WORK INSTRUCTION: For the data below, give the number of lines in which "burger" occurs. Include nothing besides that number.

....

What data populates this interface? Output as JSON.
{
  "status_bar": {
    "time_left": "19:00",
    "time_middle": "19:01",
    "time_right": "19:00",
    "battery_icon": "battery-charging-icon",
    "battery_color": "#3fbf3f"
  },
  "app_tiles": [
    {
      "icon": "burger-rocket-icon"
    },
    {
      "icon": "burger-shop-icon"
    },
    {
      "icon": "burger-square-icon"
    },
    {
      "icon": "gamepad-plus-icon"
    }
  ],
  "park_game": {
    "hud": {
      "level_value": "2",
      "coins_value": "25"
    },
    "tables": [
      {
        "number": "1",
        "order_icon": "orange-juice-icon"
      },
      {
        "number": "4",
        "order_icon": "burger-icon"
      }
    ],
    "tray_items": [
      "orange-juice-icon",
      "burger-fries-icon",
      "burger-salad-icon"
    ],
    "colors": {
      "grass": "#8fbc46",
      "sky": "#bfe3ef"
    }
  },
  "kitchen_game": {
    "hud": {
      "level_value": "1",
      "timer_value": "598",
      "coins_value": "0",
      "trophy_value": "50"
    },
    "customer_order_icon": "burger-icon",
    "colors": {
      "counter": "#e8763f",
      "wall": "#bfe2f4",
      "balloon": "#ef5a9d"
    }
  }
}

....

EXERCISE ANSWER: 7